The key to getting video converted is good software and we can’t recommend Freemake Video Converter highly enough. It’s a near one-click solution that can handle everything for you from ripping video off DVDs to encoding it with pre-sets for specific devices, along with individual formats. So no matter if you plan on taking a video with you for your iPad, HTC Desire or in a MKV file for your netbook it can comply.
You can just let Freemake Video Converter handle everything for you but let’s have a quick run through the major options you should understand and check. We’ve already covered the format. Next is screen resolution you’ll want this to match your device, as this will save it having to do unnecessary scaling and can help speed up the encode process by not having to process unneeded pixels.
The bitrate is the main factor in file size and image quality. The higher it is the better the image quality but the bigger the size. It’s defined as so many bits per second. When deciding Freemake Video Converter will provide an automatic mode but we’ve suggest a range of bitrates for various resolutions in the table below. Before you go all postal on us, these are just very rough values and aren’t for high quality encoding, that’s not what this is about.
|Resolution||Bitrate low||Bitrate med||Pixels|

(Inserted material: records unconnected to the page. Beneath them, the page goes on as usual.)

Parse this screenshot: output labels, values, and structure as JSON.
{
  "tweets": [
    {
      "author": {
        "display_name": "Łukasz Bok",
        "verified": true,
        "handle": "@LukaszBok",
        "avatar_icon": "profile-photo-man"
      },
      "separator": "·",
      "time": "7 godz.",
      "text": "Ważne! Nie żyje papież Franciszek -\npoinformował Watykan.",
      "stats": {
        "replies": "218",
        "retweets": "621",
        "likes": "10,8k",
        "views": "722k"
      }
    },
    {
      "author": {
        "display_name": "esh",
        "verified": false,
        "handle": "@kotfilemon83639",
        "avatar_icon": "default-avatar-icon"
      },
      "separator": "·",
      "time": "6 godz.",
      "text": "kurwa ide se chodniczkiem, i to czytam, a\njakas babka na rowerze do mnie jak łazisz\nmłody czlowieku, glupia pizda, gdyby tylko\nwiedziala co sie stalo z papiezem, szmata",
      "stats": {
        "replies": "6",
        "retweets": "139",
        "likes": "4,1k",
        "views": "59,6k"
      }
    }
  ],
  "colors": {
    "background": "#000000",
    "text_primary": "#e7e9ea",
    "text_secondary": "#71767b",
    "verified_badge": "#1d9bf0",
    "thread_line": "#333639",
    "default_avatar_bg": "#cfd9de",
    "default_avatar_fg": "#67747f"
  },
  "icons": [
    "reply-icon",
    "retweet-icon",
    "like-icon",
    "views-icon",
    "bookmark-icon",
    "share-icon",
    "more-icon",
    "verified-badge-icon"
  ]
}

Finally there’s frame rate, this is typically 24fps though it could also be 30fps if it’s from an NTSC source. You won’t want to use more frames than this as it will simply increase file size and encode times for no gain. In fact opting for 15fps can cut encode times by a third and often you won’t really notice the difference on smaller screens.
We shouldn’t over look audio either, you’re usually going to be safe with AAC encoding that is part of the MPEG-2/4 specification. Typically people opt for 128Kbps, in stereo at 48KHz. To save space you could drop this to Mono at 64Kbps, but in comparison to the video stream size that’s going to be less than a 10% space saving, so is the drop in quality really worth it?

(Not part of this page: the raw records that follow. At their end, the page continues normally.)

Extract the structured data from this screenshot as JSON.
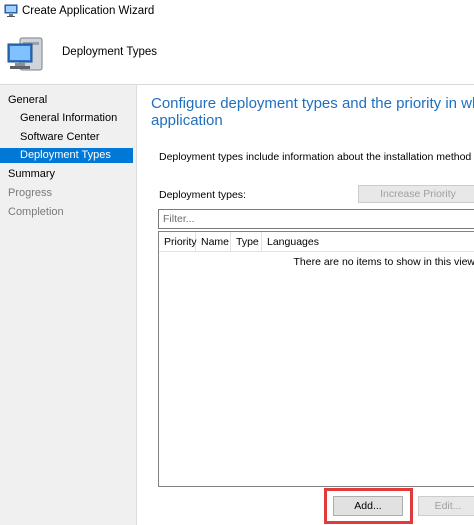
{
  "window": {
    "title": "Create Application Wizard"
  },
  "header": {
    "heading": "Deployment Types"
  },
  "sidebar": {
    "items": [
      {
        "label": "General",
        "state": "normal"
      },
      {
        "label": "General Information",
        "state": "normal"
      },
      {
        "label": "Software Center",
        "state": "normal"
      },
      {
        "label": "Deployment Types",
        "state": "selected"
      },
      {
        "label": "Summary",
        "state": "normal"
      },
      {
        "label": "Progress",
        "state": "disabled"
      },
      {
        "label": "Completion",
        "state": "disabled"
      }
    ]
  },
  "main": {
    "title_line1": "Configure deployment types and the priority in which t",
    "title_line2": "application",
    "description": "Deployment types include information about the installation method and the so",
    "deployment_types_label": "Deployment types:",
    "increase_priority_label": "Increase Priority",
    "filter_placeholder": "Filter...",
    "columns": [
      "Priority",
      "Name",
      "Type",
      "Languages"
    ],
    "empty_message": "There are no items to show in this view",
    "add_label": "Add...",
    "edit_label": "Edit..."
  },
  "colors": {
    "accent": "#0078d7",
    "heading": "#1f6fbf",
    "highlight_box": "#e03a3a"
  }
}
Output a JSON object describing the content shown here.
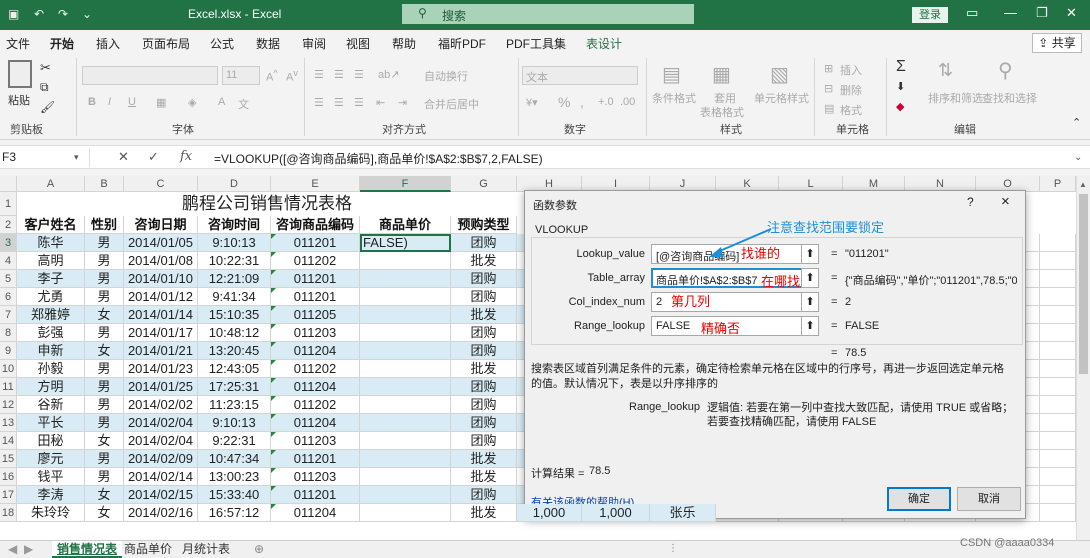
{
  "titlebar": {
    "title": "Excel.xlsx  -  Excel",
    "search": "搜索",
    "login": "登录"
  },
  "menu": [
    "文件",
    "开始",
    "插入",
    "页面布局",
    "公式",
    "数据",
    "审阅",
    "视图",
    "帮助",
    "福昕PDF",
    "PDF工具集",
    "表设计"
  ],
  "share": "共享",
  "ribbon": {
    "paste": "粘贴",
    "clipboard": "剪贴板",
    "font": "字体",
    "align": "对齐方式",
    "number": "数字",
    "styles": "样式",
    "cells": "单元格",
    "edit": "编辑",
    "font_size": "11",
    "wrap": "自动换行",
    "merge": "合并后居中",
    "numfmt": "文本",
    "cond_fmt": "条件格式",
    "table_fmt": "套用",
    "table_fmt2": "表格格式",
    "cell_style": "单元格样式",
    "insert": "插入",
    "delete": "删除",
    "format": "格式",
    "sort": "排序和筛选",
    "find": "查找和选择"
  },
  "formula_bar": {
    "name_box": "F3",
    "formula": "=VLOOKUP([@咨询商品编码],商品单价!$A$2:$B$7,2,FALSE)"
  },
  "columns": [
    "A",
    "B",
    "C",
    "D",
    "E",
    "F",
    "G",
    "H",
    "I",
    "J",
    "K",
    "L",
    "M",
    "N",
    "O",
    "P"
  ],
  "sheet": {
    "title": "鹏程公司销售情况表格",
    "headers": [
      "客户姓名",
      "性别",
      "咨询日期",
      "咨询时间",
      "咨询商品编码",
      "商品单价",
      "预购类型"
    ],
    "rows": [
      [
        "陈华",
        "男",
        "2014/01/05",
        "9:10:13",
        "011201",
        "FALSE)",
        "团购"
      ],
      [
        "高明",
        "男",
        "2014/01/08",
        "10:22:31",
        "011202",
        "",
        "批发"
      ],
      [
        "李子",
        "男",
        "2014/01/10",
        "12:21:09",
        "011201",
        "",
        "团购"
      ],
      [
        "尤勇",
        "男",
        "2014/01/12",
        "9:41:34",
        "011201",
        "",
        "团购"
      ],
      [
        "郑雅婷",
        "女",
        "2014/01/14",
        "15:10:35",
        "011205",
        "",
        "批发"
      ],
      [
        "彭强",
        "男",
        "2014/01/17",
        "10:48:12",
        "011203",
        "",
        "团购"
      ],
      [
        "申新",
        "女",
        "2014/01/21",
        "13:20:45",
        "011204",
        "",
        "团购"
      ],
      [
        "孙毅",
        "男",
        "2014/01/23",
        "12:43:05",
        "011202",
        "",
        "批发"
      ],
      [
        "方明",
        "男",
        "2014/01/25",
        "17:25:31",
        "011204",
        "",
        "团购"
      ],
      [
        "谷新",
        "男",
        "2014/02/02",
        "11:23:15",
        "011202",
        "",
        "团购"
      ],
      [
        "平长",
        "男",
        "2014/02/04",
        "9:10:13",
        "011204",
        "",
        "团购"
      ],
      [
        "田秘",
        "女",
        "2014/02/04",
        "9:22:31",
        "011203",
        "",
        "团购"
      ],
      [
        "廖元",
        "男",
        "2014/02/09",
        "10:47:34",
        "011201",
        "",
        "批发"
      ],
      [
        "钱平",
        "男",
        "2014/02/14",
        "13:00:23",
        "011203",
        "",
        "批发"
      ],
      [
        "李涛",
        "女",
        "2014/02/15",
        "15:33:40",
        "011201",
        "",
        "团购"
      ],
      [
        "朱玲玲",
        "女",
        "2014/02/16",
        "16:57:12",
        "011204",
        "",
        "批发"
      ]
    ],
    "row18_extra": [
      "1,000",
      "1,000",
      "张乐"
    ]
  },
  "tabs": [
    "销售情况表",
    "商品单价",
    "月统计表"
  ],
  "dialog": {
    "title": "函数参数",
    "help": "?",
    "close": "×",
    "func": "VLOOKUP",
    "args": [
      {
        "label": "Lookup_value",
        "value": "[@咨询商品编码]",
        "result": "\"011201\"",
        "note": "找谁的"
      },
      {
        "label": "Table_array",
        "value": "商品单价!$A$2:$B$7",
        "result": "{\"商品编码\",\"单价\";\"011201\",78.5;\"0",
        "note": "在哪找"
      },
      {
        "label": "Col_index_num",
        "value": "2",
        "result": "2",
        "note": "第几列"
      },
      {
        "label": "Range_lookup",
        "value": "FALSE",
        "result": "FALSE",
        "note": "精确否"
      }
    ],
    "eq": "=",
    "total": "78.5",
    "desc": "搜索表区域首列满足条件的元素，确定待检索单元格在区域中的行序号，再进一步返回选定单元格的值。默认情况下，表是以升序排序的",
    "param_name": "Range_lookup",
    "param_desc": "逻辑值: 若要在第一列中查找大致匹配，请使用 TRUE 或省略；若要查找精确匹配，请使用 FALSE",
    "calc_label": "计算结果 =",
    "calc_value": "78.5",
    "help_link": "有关该函数的帮助(H)",
    "ok": "确定",
    "cancel": "取消",
    "annotation": "注意查找范围要锁定"
  },
  "watermark": "CSDN @aaaa0334"
}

Encoding times are going to vary depending on your computer’s processor. For example a Core 2 Duo processor is going to chomp through 60 seconds of footage every 40 seconds or so. The encoding tool we’ve recommended offers CUDA acceleration found on most Nvidia cards since the 8×00 series released in 2006. This can help cut encode times in half and offers a reduction in CPU usage of at least 25%. If you have an Nvidia card installed – singularly or beside a Radeon card in an dual graphics card system – make sure you turn this on via the File > Options > Use CUDA option.
This will spit out a video file you can then play on your Android tablet, phone or Apple iOS iPhone and iPad. So get that copied to your tablet and enjoy it on the move!
UPDATE: Since originally writing this guide, Freemake Video Converter has been updated (v2.2) to take advantage of DXVA aware hardware to accelerate encoding up to 50% faster. It’ll automatically balance its algorithms for dual CUDA and DXVA systems to optimise encoding.